Last week, I had the pleasure of meeting 10-year-old Bronwyn Quinlan, a Presentation student who entered Time for Kids’ Kid Reporter Contest. I wrote a story about her and the article she wrote for the contest, and I was pleased to find that she was not only bright, but also curious about journalism.
When I interviewed her and her mother, she, too, recorded the interview. Afterwards, she asked me several questions about my work at The Journal. I probably didn’t give the best answers, the fact being that I’m just a 20-year-old intern still in journalism school, but it was nice to be asked. I felt quite flattered.
I think one of the reasons I was impressed was that it’s so rare nowadays to find kids that young interested in something as academic as writing and reporting. When I was 10, I enjoyed sports, television and computer games. Writing wasn’t even on my radar. Meanwhile, Bronwyn is busy writing a book in her free time away from horse riding, volleyball and track and field.
It was fascinating to me that I could relate to Bronwyn’s writing process — the painstakingly slow experience of transcribing an interview, staying up late at night to finish an article or getting lost on the way to a location, just to name a few.
In a time where newspapers are supposedly dying and a Buzzfeed list entitled “17 Glorious Photos of Men Walking Around London in Tiny Suit Shorts” is considered journalism, I’m extremely glad there are competitions like TFK’s Kid Reporter Contest to encourage journalism for the new generation.
Not participating in journalism camps, contests or even my high school newspaper still remains as one of my biggest regrets. I didn’t even dip my toes into the journalism pool until my freshman year of college. I would’ve been much more informed and probably a little more intelligent.

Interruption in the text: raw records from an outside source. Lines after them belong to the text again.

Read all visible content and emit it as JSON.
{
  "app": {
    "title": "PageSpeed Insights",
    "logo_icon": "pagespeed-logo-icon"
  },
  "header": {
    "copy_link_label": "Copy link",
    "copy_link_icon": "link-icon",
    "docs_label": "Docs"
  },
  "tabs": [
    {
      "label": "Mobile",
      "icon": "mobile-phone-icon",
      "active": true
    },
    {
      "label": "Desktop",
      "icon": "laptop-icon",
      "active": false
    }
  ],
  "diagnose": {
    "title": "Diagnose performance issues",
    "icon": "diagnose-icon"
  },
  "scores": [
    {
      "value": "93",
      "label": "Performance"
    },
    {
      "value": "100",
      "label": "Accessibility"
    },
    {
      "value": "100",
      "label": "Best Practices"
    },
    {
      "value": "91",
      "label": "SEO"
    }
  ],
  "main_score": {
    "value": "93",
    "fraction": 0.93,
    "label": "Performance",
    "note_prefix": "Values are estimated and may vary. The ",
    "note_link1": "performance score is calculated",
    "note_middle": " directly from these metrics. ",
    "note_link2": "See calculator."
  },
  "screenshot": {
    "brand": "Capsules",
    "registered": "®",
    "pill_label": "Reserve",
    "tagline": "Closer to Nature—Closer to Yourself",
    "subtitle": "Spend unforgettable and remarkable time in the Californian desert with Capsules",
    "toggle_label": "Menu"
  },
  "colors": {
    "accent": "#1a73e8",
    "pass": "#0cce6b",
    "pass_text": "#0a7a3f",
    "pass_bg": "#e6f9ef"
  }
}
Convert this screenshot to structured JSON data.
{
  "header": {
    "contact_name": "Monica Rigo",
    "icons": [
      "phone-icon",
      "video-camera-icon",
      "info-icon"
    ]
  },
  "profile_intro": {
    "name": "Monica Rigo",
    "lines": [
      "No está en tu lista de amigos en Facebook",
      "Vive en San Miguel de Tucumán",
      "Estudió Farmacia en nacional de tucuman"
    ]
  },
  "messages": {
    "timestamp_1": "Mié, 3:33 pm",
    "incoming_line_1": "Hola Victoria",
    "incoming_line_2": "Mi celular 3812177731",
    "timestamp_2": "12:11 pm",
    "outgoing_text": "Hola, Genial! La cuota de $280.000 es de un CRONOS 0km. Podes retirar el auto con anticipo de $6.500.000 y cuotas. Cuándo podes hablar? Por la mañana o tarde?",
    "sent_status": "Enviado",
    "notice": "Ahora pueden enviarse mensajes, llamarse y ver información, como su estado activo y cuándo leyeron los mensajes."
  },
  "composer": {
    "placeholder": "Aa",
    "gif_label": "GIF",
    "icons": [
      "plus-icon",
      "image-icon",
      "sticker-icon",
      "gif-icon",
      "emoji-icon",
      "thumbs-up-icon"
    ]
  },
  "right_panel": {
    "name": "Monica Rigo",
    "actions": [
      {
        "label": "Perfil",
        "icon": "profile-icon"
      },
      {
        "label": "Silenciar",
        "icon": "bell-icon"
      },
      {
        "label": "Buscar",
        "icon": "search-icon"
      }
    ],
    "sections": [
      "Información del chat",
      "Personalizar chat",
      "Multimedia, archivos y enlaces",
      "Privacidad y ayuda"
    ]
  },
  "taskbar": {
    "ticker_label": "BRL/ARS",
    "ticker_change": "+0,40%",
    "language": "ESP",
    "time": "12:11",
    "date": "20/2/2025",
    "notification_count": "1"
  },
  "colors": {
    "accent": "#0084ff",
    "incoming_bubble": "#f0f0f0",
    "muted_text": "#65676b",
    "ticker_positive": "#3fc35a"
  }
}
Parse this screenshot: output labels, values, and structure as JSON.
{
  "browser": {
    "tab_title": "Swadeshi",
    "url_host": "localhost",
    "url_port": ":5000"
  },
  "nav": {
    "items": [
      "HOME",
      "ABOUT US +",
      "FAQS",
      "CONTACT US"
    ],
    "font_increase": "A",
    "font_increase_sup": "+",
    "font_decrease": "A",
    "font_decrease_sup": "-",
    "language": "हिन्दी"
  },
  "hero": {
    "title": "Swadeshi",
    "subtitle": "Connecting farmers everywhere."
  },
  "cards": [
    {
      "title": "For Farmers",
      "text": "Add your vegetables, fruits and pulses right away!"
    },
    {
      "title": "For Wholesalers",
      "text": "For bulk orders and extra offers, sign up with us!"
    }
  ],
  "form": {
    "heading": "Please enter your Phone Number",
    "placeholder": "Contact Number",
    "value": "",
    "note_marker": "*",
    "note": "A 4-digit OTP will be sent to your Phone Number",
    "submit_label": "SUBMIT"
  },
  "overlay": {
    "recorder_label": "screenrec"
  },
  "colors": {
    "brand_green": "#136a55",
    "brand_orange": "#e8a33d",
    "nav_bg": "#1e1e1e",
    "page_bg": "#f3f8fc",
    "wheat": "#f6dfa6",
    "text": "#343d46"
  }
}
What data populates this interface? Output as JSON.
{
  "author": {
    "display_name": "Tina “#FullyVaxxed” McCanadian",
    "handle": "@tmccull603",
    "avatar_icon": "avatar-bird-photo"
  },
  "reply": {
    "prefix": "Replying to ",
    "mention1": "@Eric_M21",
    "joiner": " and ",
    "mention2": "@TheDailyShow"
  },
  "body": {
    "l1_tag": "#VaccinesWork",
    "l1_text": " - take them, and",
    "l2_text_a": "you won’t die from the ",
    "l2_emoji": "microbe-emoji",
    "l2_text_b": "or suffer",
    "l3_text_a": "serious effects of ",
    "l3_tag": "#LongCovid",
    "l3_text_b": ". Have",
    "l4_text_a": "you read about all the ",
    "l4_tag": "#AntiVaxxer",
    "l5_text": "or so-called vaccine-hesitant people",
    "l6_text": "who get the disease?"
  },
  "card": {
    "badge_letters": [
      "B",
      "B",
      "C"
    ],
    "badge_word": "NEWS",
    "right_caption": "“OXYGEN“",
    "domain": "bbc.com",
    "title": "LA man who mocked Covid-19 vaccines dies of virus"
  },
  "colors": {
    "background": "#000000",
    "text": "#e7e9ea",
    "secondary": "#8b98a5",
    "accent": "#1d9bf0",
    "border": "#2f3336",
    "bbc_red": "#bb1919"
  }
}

If anything, journalism can bring you closer to a topic or activity you enjoy. For Bronwyn, her reporting exposed her to the behind-the-scenes life of the Abby Road horse farm. I’ve used journalism as an excuse, almost. I love sports and as sports editor of my college paper, I was paid to watch and write about them. It doesn’t get much better, to me at least.
If anything, journalists learn new things while reporting. Just in my two months at The Journal, I’ve uttered the phrase “Oh, I didn’t know that” during countless interviews. It gives journalists and their audience insight into people and places alike. It’s educational, and that’s why it is forever necessary and important.
Austin Cannon is a journalism student at Drake University and summer intern for the Lees Summit Journal.